Whether by design or by accident, Modern Love is the opposite of Netflix’s comparable anthology series, Easy, which wrapped up its three-season run earlier this year. Set in Chicago rather than New York, drawn from fiction not fact, favouring a naturalistic instead of glossy look, and created, written and directed by mumblecore filmmaker Joe Swanberg, Easy benefits from all of these differences.
Easy also connects its various dots in a laidback way. When Modern Love does the same, it’s in service of a supposedly profound first season finale that plays like eyeroll-fodder overkill at best and Collateral Beauty style mawkishness at worst. Already renewed for a second season, more column-to-screen romantic missives will follow, hopefully accompanied by more personality and depth this time around.
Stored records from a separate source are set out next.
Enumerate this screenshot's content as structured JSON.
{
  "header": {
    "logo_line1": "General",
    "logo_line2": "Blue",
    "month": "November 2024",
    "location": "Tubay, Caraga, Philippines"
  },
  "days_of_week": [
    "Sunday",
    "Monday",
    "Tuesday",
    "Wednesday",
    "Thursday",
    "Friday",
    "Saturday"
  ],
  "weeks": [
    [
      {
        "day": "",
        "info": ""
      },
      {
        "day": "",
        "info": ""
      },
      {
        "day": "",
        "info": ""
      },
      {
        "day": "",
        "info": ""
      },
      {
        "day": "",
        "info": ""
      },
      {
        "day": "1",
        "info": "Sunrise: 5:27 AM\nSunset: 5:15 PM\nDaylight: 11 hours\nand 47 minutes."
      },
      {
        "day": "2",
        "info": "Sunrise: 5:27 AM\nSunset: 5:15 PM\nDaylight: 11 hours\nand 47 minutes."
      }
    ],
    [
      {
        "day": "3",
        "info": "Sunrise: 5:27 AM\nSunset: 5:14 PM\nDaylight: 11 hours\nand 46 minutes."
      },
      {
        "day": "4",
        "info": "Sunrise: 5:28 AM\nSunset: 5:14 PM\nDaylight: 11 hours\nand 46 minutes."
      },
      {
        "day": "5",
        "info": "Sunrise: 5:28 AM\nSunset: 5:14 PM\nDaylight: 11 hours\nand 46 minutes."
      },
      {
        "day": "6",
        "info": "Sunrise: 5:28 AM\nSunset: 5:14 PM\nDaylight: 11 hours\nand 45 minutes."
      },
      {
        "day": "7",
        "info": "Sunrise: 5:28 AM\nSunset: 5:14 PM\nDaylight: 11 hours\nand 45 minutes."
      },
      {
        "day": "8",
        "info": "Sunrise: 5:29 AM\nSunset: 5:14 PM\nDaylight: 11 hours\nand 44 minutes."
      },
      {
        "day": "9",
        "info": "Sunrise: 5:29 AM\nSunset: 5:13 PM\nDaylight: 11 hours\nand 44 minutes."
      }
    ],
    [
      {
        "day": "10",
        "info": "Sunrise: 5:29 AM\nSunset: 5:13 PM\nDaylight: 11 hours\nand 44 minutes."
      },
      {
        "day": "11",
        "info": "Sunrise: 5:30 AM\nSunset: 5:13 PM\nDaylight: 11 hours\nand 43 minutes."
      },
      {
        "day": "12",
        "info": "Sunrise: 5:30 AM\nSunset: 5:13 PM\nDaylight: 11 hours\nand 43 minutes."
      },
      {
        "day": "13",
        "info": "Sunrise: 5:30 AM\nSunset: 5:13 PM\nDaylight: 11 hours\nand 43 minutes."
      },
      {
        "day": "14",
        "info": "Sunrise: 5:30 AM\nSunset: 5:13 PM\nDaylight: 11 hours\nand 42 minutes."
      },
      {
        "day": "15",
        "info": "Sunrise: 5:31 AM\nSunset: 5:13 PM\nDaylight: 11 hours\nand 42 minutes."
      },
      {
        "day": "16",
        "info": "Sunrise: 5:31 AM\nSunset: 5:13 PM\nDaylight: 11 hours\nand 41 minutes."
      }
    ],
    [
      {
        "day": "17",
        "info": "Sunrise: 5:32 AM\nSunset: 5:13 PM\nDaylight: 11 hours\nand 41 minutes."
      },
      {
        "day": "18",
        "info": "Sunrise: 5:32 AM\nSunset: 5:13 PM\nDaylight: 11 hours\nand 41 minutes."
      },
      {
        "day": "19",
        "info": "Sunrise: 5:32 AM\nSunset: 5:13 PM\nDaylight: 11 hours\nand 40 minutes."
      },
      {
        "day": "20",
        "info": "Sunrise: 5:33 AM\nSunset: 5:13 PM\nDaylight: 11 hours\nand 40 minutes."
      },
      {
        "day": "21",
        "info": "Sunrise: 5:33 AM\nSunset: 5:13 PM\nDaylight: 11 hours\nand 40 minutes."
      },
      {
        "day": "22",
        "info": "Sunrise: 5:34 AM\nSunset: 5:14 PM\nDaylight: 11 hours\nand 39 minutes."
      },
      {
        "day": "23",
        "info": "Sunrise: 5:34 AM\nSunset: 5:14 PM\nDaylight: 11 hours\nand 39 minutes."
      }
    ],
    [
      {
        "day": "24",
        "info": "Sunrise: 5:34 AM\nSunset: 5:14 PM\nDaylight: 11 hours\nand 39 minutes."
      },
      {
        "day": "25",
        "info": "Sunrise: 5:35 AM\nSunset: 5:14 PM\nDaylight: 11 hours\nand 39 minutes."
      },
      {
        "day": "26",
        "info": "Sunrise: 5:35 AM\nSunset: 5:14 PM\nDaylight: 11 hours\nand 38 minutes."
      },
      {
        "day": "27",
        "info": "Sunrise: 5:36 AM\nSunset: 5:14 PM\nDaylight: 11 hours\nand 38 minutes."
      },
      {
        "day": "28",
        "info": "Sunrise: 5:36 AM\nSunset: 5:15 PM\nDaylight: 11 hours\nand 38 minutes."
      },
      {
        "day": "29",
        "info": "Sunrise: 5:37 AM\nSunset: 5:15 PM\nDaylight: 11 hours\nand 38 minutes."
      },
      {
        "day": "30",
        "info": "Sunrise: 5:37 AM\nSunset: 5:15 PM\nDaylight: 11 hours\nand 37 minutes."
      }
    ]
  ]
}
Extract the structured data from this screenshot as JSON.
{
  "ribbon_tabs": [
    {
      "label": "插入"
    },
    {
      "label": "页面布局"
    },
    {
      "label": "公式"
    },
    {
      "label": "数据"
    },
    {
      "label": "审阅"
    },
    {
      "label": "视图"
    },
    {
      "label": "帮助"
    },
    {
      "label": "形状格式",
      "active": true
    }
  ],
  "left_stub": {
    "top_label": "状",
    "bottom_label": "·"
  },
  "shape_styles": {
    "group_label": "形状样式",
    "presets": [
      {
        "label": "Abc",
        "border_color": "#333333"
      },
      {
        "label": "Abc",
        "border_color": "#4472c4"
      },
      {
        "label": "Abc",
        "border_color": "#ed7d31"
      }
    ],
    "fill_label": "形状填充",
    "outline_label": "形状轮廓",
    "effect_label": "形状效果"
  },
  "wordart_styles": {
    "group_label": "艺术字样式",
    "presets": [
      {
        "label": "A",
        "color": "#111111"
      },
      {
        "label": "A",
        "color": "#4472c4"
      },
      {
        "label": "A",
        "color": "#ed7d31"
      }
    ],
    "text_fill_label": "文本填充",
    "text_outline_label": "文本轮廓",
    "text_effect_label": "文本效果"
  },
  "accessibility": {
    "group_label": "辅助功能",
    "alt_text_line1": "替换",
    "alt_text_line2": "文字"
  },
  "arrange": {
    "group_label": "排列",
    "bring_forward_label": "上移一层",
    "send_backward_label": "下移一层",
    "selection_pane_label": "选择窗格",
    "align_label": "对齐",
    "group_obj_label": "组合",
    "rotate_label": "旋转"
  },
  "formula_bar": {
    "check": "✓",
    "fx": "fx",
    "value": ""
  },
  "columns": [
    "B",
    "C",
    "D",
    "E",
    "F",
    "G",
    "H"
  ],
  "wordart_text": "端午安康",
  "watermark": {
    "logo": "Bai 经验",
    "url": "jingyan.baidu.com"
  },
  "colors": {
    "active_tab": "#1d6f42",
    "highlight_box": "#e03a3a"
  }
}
As it currently stands, Modern Love does actually recall Bowie’s great song and two of its lines: “there’s no sign of life; it’s just the power to charm.”